We need to start identifying the triggers that aggravate mental health issues in our society – bullying, social media negativity and anxiety, gender based violence, substance abuse, stigma around issues such as maternal issues, etc., and we need to speak up about these more and get to the source of the problems. Sanam Saeed
Read more at https://www.brainyquote.com/topics/social-media-quotes
Over the past two weeks I have given this much thought. Should social media be required to report any type of postings that could be a perceived manifesto that is suggesting possible threat of harm and injury to one or more persons?
The criminal code of Canada states this:
- 264.1 (1) Every one commits an offence who, in any manner, knowingly utters, conveys or causes any person to receive a threat
- (a) to cause death or bodily harm to any person;
- (b) to burn, destroy or damage real or personal property; or
- (c) to kill, poison or injure an animal or bird that is the property of any person.
Over the past several years we have seen social media companies start to act to stem the tide of misinformation. Many fake accounts were closed, others lost their privilege to use the social media platforms.
In a Forbes article it addresses the issue concerning the mass shooter and the posting on his Instagram account.
On Wednesday, authorities in Texas identified Salvador Ramos as the 18-year-old shooter who had opened fire in Robb Elementary School in Uvalde, Texas. Ramos, who had killed at least 19 students and two teachers during his shooting spree on Tuesday, had allegedly posted disturbing images online prior to carrying out the senseless attack.
In the same article they write about The New York Attorney General, Letitia James, that she will be investigating social media companies after this last mass shooting in Uvalde, Texas.
It was just last week that New York’s attorney general, Letitia James, announced that her office was investigating social media companies after another mass shooter had used the online platforms to plan, promote and stream a massacre in a Buffalo grocery store that left 10 dead. James said her office would investigate Twitch, 4chan, 8chan and Discord along with other platforms that the shooter used to amplify the attack.
Did someone miss the clues about many mass shooters? Was the writing on the wall? There seems to be a definite pattern for mass shooters announcing their intentions by postings what authorities call, “manifestos”.
Teachers have alerted authorities about students who seem to be fixated on dark violence, either through drawings, writings, or even oral conversations.
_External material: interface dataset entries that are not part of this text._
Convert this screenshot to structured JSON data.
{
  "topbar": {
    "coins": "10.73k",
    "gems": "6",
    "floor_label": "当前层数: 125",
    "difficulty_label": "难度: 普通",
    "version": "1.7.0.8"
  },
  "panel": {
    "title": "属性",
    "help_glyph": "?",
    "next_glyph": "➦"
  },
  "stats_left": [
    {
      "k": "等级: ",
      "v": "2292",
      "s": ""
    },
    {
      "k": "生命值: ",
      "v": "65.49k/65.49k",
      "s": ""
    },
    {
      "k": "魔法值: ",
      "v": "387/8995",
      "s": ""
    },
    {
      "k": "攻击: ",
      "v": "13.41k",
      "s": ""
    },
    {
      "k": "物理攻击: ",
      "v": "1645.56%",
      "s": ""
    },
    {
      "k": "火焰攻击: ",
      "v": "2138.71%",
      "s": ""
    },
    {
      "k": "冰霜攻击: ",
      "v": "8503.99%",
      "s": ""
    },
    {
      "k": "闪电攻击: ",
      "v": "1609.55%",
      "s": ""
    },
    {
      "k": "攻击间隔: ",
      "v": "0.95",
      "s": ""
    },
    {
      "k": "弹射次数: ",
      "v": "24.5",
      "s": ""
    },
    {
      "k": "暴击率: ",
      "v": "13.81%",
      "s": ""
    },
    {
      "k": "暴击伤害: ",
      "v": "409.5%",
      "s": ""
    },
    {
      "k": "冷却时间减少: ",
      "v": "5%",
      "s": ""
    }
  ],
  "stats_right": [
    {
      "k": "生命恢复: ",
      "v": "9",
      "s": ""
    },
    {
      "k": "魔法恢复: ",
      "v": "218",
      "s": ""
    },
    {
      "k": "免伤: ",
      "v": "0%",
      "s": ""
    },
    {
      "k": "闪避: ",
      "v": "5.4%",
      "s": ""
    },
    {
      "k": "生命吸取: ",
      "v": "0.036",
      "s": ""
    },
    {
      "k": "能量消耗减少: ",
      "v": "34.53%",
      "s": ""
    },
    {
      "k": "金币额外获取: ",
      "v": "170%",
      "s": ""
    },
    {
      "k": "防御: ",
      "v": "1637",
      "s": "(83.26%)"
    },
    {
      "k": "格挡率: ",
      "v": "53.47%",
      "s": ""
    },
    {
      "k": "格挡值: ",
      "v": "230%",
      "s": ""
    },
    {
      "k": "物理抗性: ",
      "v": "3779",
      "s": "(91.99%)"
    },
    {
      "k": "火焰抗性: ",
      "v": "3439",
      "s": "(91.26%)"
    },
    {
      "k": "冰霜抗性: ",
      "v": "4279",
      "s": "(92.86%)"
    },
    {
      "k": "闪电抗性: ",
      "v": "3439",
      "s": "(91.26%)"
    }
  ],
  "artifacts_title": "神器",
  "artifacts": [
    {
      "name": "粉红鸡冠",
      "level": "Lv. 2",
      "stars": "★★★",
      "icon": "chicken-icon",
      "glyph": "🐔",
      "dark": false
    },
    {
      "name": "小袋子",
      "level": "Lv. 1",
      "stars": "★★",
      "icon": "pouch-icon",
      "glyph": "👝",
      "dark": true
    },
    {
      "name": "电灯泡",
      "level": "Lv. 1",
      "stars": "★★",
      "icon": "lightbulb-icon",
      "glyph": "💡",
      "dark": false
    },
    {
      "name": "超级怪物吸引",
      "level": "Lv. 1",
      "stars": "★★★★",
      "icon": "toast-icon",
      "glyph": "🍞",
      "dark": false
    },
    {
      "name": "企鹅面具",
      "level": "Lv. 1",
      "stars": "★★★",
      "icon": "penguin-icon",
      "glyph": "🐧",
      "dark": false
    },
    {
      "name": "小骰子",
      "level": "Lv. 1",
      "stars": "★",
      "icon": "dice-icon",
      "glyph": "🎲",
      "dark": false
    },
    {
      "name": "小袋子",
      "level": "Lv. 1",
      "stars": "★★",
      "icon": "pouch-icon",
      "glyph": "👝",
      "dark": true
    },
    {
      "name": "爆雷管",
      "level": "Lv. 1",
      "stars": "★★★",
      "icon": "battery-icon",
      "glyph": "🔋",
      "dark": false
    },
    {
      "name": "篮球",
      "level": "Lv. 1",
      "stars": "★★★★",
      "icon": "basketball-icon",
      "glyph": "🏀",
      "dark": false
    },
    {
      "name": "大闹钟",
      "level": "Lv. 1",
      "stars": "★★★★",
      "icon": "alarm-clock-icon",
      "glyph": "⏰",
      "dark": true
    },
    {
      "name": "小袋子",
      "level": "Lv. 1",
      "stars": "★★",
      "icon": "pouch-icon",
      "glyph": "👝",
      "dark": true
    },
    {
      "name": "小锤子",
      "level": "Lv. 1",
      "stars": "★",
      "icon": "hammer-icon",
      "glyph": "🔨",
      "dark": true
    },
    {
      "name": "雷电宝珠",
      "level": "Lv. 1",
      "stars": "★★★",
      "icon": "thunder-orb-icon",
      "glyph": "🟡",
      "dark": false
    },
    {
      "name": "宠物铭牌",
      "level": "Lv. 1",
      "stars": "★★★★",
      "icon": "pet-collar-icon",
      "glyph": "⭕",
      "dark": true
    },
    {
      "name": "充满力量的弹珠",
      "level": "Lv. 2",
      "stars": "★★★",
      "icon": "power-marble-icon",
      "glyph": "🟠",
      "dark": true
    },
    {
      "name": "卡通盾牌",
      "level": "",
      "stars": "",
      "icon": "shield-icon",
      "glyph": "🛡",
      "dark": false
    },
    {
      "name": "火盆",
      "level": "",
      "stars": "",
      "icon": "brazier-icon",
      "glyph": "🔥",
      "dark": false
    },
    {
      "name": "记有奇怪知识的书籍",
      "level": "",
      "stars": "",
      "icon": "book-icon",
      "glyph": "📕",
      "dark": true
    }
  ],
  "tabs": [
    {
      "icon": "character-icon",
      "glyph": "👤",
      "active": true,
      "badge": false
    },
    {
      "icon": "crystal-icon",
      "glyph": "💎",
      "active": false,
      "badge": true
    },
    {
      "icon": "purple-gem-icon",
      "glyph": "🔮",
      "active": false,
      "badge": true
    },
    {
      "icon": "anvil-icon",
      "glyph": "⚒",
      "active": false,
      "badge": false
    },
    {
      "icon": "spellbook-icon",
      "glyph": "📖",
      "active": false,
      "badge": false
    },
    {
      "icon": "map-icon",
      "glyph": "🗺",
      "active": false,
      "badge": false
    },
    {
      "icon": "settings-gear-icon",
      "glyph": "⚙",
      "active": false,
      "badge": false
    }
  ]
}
William V. Pelfrey, Jr., Ph.D., professor in the Wilder School of Government and Public Affairs at Virginia Commonwealth University. tells Forbes that, “It is impossible to prevent people from making threats online,”
He then continues,, “Yet he suggested that social media organizations do have a moral responsibility to identify and remove threatening messaging.”
This blogger leans to the agreement with the professor. Social media platforms need to step up their monitoring of such posts, take appropriate actions to remove such threats. I can hear somebody arguing that this would infringe of a person’s “free speech”. Is uttering threats “free speech”. It is against the law to holler, “FIRE”, in a movie theatre. One cannot even joke about a bomb on a jet plane.
So dear reader, I ask you, should the social media platforms step up their effort on monitoring these types of postings? I would definitely like to hear your thoughts!